Bedrich Smetana (1824 - 1884)
Bedrich Smetana is the founder of Czech national classical music. Bedrich Smetana was born in in the brewery adjoining the Litomysl Castle in 1824. He began to compose when he was six years old. In 1848, Bedrich Smetana opened a music school in Prague. For financial reasons, he lived and worked as a teacher, conductor, and concert pianist in the Swedish city of Gothenburg from 1856-61. After returning to his native country, he found it difficult to assert himself. Not until the resounding success of his operas Branibori v Cechach (The Brandenburgers in Bohemia) and Prodana nevesta (The Bartered Bride), did he achieve recognition, becoming the first musical director of the Provisional Theater. Bedrich Smetana's operas Dalibor and Libuse are closely bound to the construction of the National Theater. The majority of his other compositions were related to the progressive endeavor of the Czech people to recover their liberties. Bedrich Smetana elevated Czech national opera to the European level, and resolved the problem of creating Czech national art. His symphonic music, especially his cycle of symphonic poems Ma vlast (My Country), and choral music were also directed at the nation. As regards Smetana's style, his origins were in neo-romanticism, but he went well beyond Ferenc Liszt, to the breaking down of major-minor tonality.

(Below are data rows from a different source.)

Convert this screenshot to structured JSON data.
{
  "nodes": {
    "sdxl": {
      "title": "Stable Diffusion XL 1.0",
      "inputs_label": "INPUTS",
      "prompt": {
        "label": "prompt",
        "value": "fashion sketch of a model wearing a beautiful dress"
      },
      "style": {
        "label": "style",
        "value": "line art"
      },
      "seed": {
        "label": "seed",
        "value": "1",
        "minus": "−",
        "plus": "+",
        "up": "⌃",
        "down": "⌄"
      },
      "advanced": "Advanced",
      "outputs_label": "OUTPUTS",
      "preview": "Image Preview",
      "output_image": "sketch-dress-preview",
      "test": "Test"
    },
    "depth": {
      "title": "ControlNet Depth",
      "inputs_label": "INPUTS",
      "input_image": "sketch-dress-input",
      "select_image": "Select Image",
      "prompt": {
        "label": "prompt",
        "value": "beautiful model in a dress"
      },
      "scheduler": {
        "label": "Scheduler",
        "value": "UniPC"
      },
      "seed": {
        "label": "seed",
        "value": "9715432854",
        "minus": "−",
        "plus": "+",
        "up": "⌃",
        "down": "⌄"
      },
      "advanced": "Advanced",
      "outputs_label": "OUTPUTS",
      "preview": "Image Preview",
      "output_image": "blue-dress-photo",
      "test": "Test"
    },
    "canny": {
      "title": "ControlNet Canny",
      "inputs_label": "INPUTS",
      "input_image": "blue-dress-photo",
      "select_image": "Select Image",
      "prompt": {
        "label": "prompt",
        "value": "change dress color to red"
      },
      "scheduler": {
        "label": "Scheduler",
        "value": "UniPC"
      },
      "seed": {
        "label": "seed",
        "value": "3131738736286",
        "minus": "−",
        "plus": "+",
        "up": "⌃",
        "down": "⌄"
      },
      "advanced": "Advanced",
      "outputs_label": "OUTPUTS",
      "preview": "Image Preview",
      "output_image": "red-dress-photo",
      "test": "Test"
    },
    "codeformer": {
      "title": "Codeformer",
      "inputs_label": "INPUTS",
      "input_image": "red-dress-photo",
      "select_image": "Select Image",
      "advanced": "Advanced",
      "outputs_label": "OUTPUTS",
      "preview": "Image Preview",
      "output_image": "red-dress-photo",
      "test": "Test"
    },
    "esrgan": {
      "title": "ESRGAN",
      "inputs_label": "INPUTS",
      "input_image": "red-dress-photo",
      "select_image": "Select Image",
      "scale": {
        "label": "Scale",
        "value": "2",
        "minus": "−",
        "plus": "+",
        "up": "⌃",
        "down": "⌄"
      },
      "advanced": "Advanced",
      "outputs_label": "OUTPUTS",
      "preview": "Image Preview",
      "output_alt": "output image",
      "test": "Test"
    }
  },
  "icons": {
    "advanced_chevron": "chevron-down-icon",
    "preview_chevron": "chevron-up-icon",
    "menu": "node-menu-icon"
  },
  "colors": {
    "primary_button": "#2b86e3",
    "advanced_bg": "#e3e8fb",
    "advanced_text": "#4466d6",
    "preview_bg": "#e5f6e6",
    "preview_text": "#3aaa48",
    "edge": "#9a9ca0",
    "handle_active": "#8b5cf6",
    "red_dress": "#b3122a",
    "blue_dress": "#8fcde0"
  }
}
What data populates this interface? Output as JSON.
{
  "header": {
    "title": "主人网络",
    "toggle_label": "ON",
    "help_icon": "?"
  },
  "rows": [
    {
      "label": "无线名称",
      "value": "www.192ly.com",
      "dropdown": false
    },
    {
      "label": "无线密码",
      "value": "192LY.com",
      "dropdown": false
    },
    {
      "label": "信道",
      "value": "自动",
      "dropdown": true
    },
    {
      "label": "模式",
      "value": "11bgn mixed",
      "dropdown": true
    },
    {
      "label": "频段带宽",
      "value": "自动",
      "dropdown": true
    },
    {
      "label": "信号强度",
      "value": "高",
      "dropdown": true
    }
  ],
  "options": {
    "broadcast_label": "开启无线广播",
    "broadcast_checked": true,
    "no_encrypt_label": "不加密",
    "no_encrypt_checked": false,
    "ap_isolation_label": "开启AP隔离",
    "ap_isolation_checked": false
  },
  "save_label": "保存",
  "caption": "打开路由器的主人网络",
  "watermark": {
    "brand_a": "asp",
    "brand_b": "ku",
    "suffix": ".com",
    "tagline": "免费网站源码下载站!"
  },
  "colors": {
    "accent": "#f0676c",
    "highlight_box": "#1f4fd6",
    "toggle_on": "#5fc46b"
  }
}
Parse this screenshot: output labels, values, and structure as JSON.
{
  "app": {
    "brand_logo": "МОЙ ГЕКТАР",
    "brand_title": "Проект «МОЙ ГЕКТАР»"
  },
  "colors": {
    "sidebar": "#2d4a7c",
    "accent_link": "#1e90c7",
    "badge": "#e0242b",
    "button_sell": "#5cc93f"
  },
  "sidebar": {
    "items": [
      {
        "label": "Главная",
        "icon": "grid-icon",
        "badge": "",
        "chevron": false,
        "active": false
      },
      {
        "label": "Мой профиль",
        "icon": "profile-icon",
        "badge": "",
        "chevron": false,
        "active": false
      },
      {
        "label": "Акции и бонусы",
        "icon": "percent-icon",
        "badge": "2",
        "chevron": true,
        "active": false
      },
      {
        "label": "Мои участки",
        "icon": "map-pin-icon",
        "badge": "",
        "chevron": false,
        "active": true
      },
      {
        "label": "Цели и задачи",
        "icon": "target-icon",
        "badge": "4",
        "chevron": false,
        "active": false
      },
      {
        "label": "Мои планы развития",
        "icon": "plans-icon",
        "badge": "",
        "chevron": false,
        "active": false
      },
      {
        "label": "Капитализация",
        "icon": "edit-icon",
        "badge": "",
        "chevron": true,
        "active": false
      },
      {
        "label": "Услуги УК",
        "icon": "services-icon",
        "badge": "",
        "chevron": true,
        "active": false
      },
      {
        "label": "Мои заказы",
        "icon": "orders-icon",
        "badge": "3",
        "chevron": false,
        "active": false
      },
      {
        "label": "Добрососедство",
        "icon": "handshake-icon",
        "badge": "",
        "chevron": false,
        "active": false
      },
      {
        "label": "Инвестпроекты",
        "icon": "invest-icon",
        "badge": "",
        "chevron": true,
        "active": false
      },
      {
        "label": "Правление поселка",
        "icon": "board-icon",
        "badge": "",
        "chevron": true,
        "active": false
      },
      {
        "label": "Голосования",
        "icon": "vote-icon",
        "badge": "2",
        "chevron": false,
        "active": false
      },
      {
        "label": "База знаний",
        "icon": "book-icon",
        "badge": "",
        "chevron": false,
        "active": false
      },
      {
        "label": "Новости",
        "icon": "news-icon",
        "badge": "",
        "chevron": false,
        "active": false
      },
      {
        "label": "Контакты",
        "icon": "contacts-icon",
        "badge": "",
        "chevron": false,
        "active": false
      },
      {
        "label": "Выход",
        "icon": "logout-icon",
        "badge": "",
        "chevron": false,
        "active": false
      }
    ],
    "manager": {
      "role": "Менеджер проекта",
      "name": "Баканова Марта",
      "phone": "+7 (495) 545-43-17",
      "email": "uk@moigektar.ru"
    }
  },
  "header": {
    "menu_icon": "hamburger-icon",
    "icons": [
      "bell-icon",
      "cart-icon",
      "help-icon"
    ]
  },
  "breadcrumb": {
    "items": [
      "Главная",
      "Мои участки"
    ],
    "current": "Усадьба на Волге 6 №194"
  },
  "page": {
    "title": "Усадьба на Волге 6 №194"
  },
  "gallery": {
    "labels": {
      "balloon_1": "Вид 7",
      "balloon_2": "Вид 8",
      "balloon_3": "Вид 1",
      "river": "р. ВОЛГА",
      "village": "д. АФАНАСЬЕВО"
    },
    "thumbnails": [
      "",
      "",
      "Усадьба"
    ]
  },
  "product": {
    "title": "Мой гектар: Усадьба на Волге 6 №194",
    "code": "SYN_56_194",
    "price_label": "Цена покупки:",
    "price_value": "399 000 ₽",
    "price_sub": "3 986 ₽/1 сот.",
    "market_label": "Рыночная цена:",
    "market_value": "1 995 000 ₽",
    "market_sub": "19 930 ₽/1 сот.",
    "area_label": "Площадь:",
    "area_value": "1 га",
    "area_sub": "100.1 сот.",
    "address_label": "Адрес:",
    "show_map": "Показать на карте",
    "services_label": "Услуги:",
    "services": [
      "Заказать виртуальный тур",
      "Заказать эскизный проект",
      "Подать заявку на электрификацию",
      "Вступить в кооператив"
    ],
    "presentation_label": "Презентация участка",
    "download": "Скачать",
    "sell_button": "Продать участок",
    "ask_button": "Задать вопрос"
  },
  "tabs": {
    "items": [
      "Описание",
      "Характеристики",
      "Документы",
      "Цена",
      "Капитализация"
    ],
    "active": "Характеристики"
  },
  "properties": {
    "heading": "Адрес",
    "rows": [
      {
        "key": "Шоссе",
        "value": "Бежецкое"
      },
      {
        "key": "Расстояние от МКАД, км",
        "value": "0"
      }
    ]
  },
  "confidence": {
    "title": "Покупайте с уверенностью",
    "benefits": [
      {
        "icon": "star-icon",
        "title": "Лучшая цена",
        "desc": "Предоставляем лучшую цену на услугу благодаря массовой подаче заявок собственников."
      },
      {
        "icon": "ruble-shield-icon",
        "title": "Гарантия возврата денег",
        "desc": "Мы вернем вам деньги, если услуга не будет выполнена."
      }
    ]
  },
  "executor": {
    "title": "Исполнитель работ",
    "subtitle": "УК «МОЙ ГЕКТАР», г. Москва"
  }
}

Bedrich Smetana was a defender of Wagner's opera reforms, which earned him the reproach of provincial Czech society. He defied his adverse fortune stubbornly, not abandoning composition after he had become deaf. Bedrich Smetana wrote nine operas all together, many piano works (polkas, waltzes, and etudes), chamber music, including the string quartet Z meho zivota (From My Life), and also symphonic poems.
Source: Musica Bona - Czech Classical Music. Editted.